Our working hypothesis is that impulses, originating from the amygdalo-insular networks can drive the behavior through explicit knowledge involving prefrontal and orbitofrontal loops or implicit mechanisms that instead depend upon the functional relationships of these structures with several domains of the striatum (see figure 1: The neurobiological substrates of incentive habits).
We suggest that inter-individual vulnerability to develop impulsive / compulsive neuropsychiatric disorders stem from aberrant plasticity processes within the corticostriatal networks governing the translation of impulses into actions that ultimately result in a so-called abnormal incentive habit process (see figure 1, after Belin & Everitt, in Handook of the Basal Ganglia, 2009).
Our research is designed according to a vertical, top-down strategy with direct translational perspectives, that combines the development of refined preclinical models of impulsive and compulsive behaviours, causal manipulations of the brain with either pharmacological tools or optogentics, correlational analyses of the brain using state of the art molecular biology techniques.
Our program, developed in tight collaboration with Pr Barry Everitt’s group, is subdivided in several converging lines of research:
1. The role of the insular cortex, and its interactions with the BLA and the ventral striatum, in drug addiction and OCD within a general framework of impaired insight in compulsive disorders
2. The functional interactions between the amygdala nuclei and the different domains of the striatum subserving the establishment of aberrant incentive habits and subsequent compulsivity
3. The cellular and molecular substrates of intrastriatal shifts subserving maladaptive habits
4. The influence of the environment on inter-individual differences to develop impulsive / compulsive disorders
For this we use several complementary techniques ranging from experimental psychology to molecular neurobiology:
Protracted self-administration, habitual and compulsive drug (cocaine, heroin and alcohol) seeking and taking behaviours, schedule-induced polydipsia, 5-choice serial reaction time task, differential low rate of reinforcement, fixed chain number schedule of reinforcement, rat gambling task, reversal learning, novelty preference, interoceptive discrimination task, sign tracking, inter individual differences
Causal manipulations of the brain in behaving animals: neuropharmacology, optogenetics
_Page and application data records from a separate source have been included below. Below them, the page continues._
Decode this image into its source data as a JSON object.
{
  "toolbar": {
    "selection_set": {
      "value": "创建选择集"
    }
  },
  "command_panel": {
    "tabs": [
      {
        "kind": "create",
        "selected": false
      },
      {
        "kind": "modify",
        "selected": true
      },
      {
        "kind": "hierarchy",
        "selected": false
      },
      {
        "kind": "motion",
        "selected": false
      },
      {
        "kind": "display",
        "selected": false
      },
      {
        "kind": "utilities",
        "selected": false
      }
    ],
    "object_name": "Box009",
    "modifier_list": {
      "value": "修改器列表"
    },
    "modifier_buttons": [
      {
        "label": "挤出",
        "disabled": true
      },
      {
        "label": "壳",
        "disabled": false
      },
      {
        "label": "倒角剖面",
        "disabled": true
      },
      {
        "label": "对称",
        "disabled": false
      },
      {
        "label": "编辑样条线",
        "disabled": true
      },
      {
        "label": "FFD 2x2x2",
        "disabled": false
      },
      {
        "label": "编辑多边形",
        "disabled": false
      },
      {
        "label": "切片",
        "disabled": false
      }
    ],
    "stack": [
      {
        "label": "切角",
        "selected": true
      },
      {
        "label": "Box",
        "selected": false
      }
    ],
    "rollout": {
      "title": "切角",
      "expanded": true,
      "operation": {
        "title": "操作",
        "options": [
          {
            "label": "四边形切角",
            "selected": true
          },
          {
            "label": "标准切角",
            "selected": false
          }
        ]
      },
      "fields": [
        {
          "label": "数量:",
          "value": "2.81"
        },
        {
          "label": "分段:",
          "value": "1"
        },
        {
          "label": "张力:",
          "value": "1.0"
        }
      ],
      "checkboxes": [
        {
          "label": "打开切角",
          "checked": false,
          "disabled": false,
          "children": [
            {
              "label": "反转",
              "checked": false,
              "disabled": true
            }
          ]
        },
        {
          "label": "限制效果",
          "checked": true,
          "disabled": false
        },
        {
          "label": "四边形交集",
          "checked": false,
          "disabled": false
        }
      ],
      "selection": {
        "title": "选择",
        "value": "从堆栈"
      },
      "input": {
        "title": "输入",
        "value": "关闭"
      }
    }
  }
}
Extracellular electrophysiology; patch-clamp electrophysiology
Cellular and molecular neurobiology
Cell culture, RNA seq, in situ hybridization, western-blot, ChiP-ChiP hybridization
Enriched environment vs stress